→ **WHAT YOU SHOULD DO**:
Reproduce all the entries precisely.
################
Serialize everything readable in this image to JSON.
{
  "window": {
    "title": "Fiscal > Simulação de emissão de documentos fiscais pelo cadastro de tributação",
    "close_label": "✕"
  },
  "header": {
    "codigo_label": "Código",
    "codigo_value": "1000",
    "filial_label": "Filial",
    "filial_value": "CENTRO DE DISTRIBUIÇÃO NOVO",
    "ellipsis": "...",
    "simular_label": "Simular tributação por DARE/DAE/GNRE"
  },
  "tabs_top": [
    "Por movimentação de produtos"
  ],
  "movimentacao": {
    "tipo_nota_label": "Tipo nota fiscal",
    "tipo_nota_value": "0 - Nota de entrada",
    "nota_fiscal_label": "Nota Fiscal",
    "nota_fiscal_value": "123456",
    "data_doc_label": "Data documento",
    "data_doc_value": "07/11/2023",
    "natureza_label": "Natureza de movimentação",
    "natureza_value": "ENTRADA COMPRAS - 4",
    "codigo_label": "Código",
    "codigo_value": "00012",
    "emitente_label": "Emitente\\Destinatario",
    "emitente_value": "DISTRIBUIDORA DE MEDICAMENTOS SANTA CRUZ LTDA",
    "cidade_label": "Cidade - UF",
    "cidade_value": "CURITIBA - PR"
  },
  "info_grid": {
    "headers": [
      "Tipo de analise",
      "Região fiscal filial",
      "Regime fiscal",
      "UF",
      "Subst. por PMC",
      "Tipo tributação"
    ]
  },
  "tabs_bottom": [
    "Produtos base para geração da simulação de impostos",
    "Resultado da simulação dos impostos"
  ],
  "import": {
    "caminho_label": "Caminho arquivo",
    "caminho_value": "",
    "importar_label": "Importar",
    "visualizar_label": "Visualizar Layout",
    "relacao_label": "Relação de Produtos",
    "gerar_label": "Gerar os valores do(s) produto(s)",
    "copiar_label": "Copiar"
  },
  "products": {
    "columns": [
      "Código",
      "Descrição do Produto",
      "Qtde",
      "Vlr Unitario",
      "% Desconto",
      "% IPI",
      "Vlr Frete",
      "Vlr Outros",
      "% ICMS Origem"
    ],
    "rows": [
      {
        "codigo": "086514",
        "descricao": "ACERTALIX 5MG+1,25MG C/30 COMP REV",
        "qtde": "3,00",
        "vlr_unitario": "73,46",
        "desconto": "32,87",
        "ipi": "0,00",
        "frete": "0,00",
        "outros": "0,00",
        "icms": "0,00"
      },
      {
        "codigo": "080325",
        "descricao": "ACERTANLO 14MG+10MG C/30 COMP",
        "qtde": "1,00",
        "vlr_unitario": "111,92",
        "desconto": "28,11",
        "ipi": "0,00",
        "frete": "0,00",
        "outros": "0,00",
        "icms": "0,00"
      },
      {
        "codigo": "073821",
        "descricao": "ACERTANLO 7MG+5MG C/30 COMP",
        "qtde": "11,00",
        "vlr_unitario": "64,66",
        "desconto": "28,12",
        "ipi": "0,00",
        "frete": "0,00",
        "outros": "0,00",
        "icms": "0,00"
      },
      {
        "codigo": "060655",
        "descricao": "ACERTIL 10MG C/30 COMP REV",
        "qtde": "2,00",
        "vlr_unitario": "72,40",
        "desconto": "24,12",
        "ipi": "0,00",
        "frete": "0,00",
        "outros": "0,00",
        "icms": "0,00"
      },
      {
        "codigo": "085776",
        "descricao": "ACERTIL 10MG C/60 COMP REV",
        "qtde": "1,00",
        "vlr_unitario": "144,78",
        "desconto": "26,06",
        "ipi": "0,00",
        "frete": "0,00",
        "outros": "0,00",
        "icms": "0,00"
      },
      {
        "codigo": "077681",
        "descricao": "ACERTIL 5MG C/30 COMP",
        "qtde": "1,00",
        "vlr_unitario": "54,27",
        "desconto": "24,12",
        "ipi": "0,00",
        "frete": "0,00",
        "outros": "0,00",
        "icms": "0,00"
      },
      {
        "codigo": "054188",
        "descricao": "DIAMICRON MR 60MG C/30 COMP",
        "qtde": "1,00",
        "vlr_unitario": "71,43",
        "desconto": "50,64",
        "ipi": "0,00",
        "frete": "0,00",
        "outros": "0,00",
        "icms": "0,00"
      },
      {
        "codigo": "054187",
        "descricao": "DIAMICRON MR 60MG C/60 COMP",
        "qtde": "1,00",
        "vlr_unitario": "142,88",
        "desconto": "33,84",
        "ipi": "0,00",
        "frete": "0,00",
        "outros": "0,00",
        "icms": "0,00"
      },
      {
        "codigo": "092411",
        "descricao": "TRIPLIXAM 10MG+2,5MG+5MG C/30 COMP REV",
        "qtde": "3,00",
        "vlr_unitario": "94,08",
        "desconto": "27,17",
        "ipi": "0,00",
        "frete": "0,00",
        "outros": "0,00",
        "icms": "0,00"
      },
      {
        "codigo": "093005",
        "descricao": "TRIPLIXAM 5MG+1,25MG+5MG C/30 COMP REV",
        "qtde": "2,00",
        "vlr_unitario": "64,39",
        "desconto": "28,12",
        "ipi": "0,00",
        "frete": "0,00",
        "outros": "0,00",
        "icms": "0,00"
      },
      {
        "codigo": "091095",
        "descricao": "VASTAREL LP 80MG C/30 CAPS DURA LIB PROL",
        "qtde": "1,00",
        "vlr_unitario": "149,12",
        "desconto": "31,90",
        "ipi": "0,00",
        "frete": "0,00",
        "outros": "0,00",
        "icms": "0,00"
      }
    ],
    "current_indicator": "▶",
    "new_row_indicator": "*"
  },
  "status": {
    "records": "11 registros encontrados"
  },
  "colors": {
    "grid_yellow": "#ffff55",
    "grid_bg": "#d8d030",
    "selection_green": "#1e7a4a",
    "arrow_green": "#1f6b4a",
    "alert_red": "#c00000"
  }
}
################
→ **RESULT BELOW**:
Serialize everything readable in this image to JSON.
{
  "window": {
    "title": "Fiscal > Simulação de emissão de documentos fiscais pelo cadastro de tributação",
    "close_label": "✕"
  },
  "header": {
    "codigo_label": "Código",
    "codigo_value": "1000",
    "filial_label": "Filial",
    "filial_value": "CENTRO DE DISTRIBUIÇÃO NOVO",
    "ellipsis": "...",
    "simular_label": "Simular tributação por DARE/DAE/GNRE"
  },
  "tabs_top": [
    "Por movimentação de produtos"
  ],
  "movimentacao": {
    "tipo_nota_label": "Tipo nota fiscal",
    "tipo_nota_value": "0 - Nota de entrada",
    "nota_fiscal_label": "Nota Fiscal",
    "nota_fiscal_value": "123456",
    "data_doc_label": "Data documento",
    "data_doc_value": "07/11/2023",
    "natureza_label": "Natureza de movimentação",
    "natureza_value": "ENTRADA COMPRAS - 4",
    "codigo_label": "Código",
    "codigo_value": "00012",
    "emitente_label": "Emitente\\Destinatario",
    "emitente_value": "DISTRIBUIDORA DE MEDICAMENTOS SANTA CRUZ LTDA",
    "cidade_label": "Cidade - UF",
    "cidade_value": "CURITIBA - PR"
  },
  "info_grid": {
    "headers": [
      "Tipo de analise",
      "Região fiscal filial",
      "Regime fiscal",
      "UF",
      "Subst. por PMC",
      "Tipo tributação"
    ]
  },
  "tabs_bottom": [
    "Produtos base para geração da simulação de impostos",
    "Resultado da simulação dos impostos"
  ],
  "import": {
    "caminho_label": "Caminho arquivo",
    "caminho_value": "",
    "importar_label": "Importar",
    "visualizar_label": "Visualizar Layout",
    "relacao_label": "Relação de Produtos",
    "gerar_label": "Gerar os valores do(s) produto(s)",
    "copiar_label": "Copiar"
  },
  "products": {
    "columns": [
      "Código",
      "Descrição do Produto",
      "Qtde",
      "Vlr Unitario",
      "% Desconto",
      "% IPI",
      "Vlr Frete",
      "Vlr Outros",
      "% ICMS Origem"
    ],
    "rows": [
      {
        "codigo": "086514",
        "descricao": "ACERTALIX 5MG+1,25MG C/30 COMP REV",
        "qtde": "3,00",
        "vlr_unitario": "73,46",
        "desconto": "32,87",
        "ipi": "0,00",
        "frete": "0,00",
        "outros": "0,00",
        "icms": "0,00"
      },
      {
        "codigo": "080325",
        "descricao": "ACERTANLO 14MG+10MG C/30 COMP",
        "qtde": "1,00",
        "vlr_unitario": "111,92",
        "desconto": "28,11",
        "ipi": "0,00",
        "frete": "0,00",
        "outros": "0,00",
        "icms": "0,00"
      },
      {
        "codigo": "073821",
        "descricao": "ACERTANLO 7MG+5MG C/30 COMP",
        "qtde": "11,00",
        "vlr_unitario": "64,66",
        "desconto": "28,12",
        "ipi": "0,00",
        "frete": "0,00",
        "outros": "0,00",
        "icms": "0,00"
      },
      {
        "codigo": "060655",
        "descricao": "ACERTIL 10MG C/30 COMP REV",
        "qtde": "2,00",
        "vlr_unitario": "72,40",
        "desconto": "24,12",
        "ipi": "0,00",
        "frete": "0,00",
        "outros": "0,00",
        "icms": "0,00"
      },
      {
        "codigo": "085776",
        "descricao": "ACERTIL 10MG C/60 COMP REV",
        "qtde": "1,00",
        "vlr_unitario": "144,78",
        "desconto": "26,06",
        "ipi": "0,00",
        "frete": "0,00",
        "outros": "0,00",
        "icms": "0,00"
      },
      {
        "codigo": "077681",
        "descricao": "ACERTIL 5MG C/30 COMP",
        "qtde": "1,00",
        "vlr_unitario": "54,27",
        "desconto": "24,12",
        "ipi": "0,00",
        "frete": "0,00",
        "outros": "0,00",
        "icms": "0,00"
      },
      {
        "codigo": "054188",
        "descricao": "DIAMICRON MR 60MG C/30 COMP",
        "qtde": "1,00",
        "vlr_unitario": "71,43",
        "desconto": "50,64",
        "ipi": "0,00",
        "frete": "0,00",
        "outros": "0,00",
        "icms": "0,00"
      },
      {
        "codigo": "054187",
        "descricao": "DIAMICRON MR 60MG C/60 COMP",
        "qtde": "1,00",
        "vlr_unitario": "142,88",
        "desconto": "33,84",
        "ipi": "0,00",
        "frete": "0,00",
        "outros": "0,00",
        "icms": "0,00"
      },
      {
        "codigo": "092411",
        "descricao": "TRIPLIXAM 10MG+2,5MG+5MG C/30 COMP REV",
        "qtde": "3,00",
        "vlr_unitario": "94,08",
        "desconto": "27,17",
        "ipi": "0,00",
        "frete": "0,00",
        "outros": "0,00",
        "icms": "0,00"
      },
      {
        "codigo": "093005",
        "descricao": "TRIPLIXAM 5MG+1,25MG+5MG C/30 COMP REV",
        "qtde": "2,00",
        "vlr_unitario": "64,39",
        "desconto": "28,12",
        "ipi": "0,00",
        "frete": "0,00",
        "outros": "0,00",
        "icms": "0,00"
      },
      {
        "codigo": "091095",
        "descricao": "VASTAREL LP 80MG C/30 CAPS DURA LIB PROL",
        "qtde": "1,00",
        "vlr_unitario": "149,12",
        "desconto": "31,90",
        "ipi": "0,00",
        "frete": "0,00",
        "outros": "0,00",
        "icms": "0,00"
      }
    ],
    "current_indicator": "▶",
    "new_row_indicator": "*"
  },
  "status": {
    "records": "11 registros encontrados"
  },
  "colors": {
    "grid_yellow": "#ffff55",
    "grid_bg": "#d8d030",
    "selection_green": "#1e7a4a",
    "arrow_green": "#1f6b4a",
    "alert_red": "#c00000"
  }
}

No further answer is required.